▸ RECORD SET
========================================================================

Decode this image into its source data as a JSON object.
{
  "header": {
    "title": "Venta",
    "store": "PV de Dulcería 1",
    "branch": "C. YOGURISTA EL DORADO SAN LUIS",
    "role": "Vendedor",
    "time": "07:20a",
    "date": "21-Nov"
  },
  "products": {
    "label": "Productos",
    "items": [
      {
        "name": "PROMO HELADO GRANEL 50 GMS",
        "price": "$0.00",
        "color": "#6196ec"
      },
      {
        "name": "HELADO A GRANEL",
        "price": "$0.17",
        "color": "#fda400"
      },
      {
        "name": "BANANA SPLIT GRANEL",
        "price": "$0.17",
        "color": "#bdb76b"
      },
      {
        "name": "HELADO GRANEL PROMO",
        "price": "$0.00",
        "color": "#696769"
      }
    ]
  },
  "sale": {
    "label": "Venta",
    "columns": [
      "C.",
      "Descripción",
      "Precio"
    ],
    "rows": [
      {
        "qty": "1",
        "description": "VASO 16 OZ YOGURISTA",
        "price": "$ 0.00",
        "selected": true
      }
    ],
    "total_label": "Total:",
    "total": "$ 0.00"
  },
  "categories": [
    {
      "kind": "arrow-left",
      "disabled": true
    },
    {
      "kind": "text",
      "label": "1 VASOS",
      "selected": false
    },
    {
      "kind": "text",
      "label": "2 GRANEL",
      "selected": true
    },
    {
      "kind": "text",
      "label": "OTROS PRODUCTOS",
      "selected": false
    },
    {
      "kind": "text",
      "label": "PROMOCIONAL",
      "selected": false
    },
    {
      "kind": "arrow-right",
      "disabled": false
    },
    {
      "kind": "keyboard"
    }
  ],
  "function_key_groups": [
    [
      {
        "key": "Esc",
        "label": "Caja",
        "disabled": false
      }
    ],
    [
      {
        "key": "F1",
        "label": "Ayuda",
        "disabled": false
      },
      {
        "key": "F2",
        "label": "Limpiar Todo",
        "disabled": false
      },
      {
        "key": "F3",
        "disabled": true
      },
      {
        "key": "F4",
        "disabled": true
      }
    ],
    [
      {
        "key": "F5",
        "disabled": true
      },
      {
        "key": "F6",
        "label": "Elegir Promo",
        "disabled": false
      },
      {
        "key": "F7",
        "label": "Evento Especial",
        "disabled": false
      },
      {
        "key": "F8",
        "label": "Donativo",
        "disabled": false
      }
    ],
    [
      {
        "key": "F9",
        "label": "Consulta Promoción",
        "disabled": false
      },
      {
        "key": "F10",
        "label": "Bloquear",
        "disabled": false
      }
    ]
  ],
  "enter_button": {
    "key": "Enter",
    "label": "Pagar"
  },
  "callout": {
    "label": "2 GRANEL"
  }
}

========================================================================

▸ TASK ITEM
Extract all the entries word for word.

▸ ANSWER BELOW
Decode this image into its source data as a JSON object.
{
  "header": {
    "title": "Venta",
    "store": "PV de Dulcería 1",
    "branch": "C. YOGURISTA EL DORADO SAN LUIS",
    "role": "Vendedor",
    "time": "07:20a",
    "date": "21-Nov"
  },
  "products": {
    "label": "Productos",
    "items": [
      {
        "name": "PROMO HELADO GRANEL 50 GMS",
        "price": "$0.00",
        "color": "#6196ec"
      },
      {
        "name": "HELADO A GRANEL",
        "price": "$0.17",
        "color": "#fda400"
      },
      {
        "name": "BANANA SPLIT GRANEL",
        "price": "$0.17",
        "color": "#bdb76b"
      },
      {
        "name": "HELADO GRANEL PROMO",
        "price": "$0.00",
        "color": "#696769"
      }
    ]
  },
  "sale": {
    "label": "Venta",
    "columns": [
      "C.",
      "Descripción",
      "Precio"
    ],
    "rows": [
      {
        "qty": "1",
        "description": "VASO 16 OZ YOGURISTA",
        "price": "$ 0.00",
        "selected": true
      }
    ],
    "total_label": "Total:",
    "total": "$ 0.00"
  },
  "categories": [
    {
      "kind": "arrow-left",
      "disabled": true
    },
    {
      "kind": "text",
      "label": "1 VASOS",
      "selected": false
    },
    {
      "kind": "text",
      "label": "2 GRANEL",
      "selected": true
    },
    {
      "kind": "text",
      "label": "OTROS PRODUCTOS",
      "selected": false
    },
    {
      "kind": "text",
      "label": "PROMOCIONAL",
      "selected": false
    },
    {
      "kind": "arrow-right",
      "disabled": false
    },
    {
      "kind": "keyboard"
    }
  ],
  "function_key_groups": [
    [
      {
        "key": "Esc",
        "label": "Caja",
        "disabled": false
      }
    ],
    [
      {
        "key": "F1",
        "label": "Ayuda",
        "disabled": false
      },
      {
        "key": "F2",
        "label": "Limpiar Todo",
        "disabled": false
      },
      {
        "key": "F3",
        "disabled": true
      },
      {
        "key": "F4",
        "disabled": true
      }
    ],
    [
      {
        "key": "F5",
        "disabled": true
      },
      {
        "key": "F6",
        "label": "Elegir Promo",
        "disabled": false
      },
      {
        "key": "F7",
        "label": "Evento Especial",
        "disabled": false
      },
      {
        "key": "F8",
        "label": "Donativo",
        "disabled": false
      }
    ],
    [
      {
        "key": "F9",
        "label": "Consulta Promoción",
        "disabled": false
      },
      {
        "key": "F10",
        "label": "Bloquear",
        "disabled": false
      }
    ]
  ],
  "enter_button": {
    "key": "Enter",
    "label": "Pagar"
  },
  "callout": {
    "label": "2 GRANEL"
  }
}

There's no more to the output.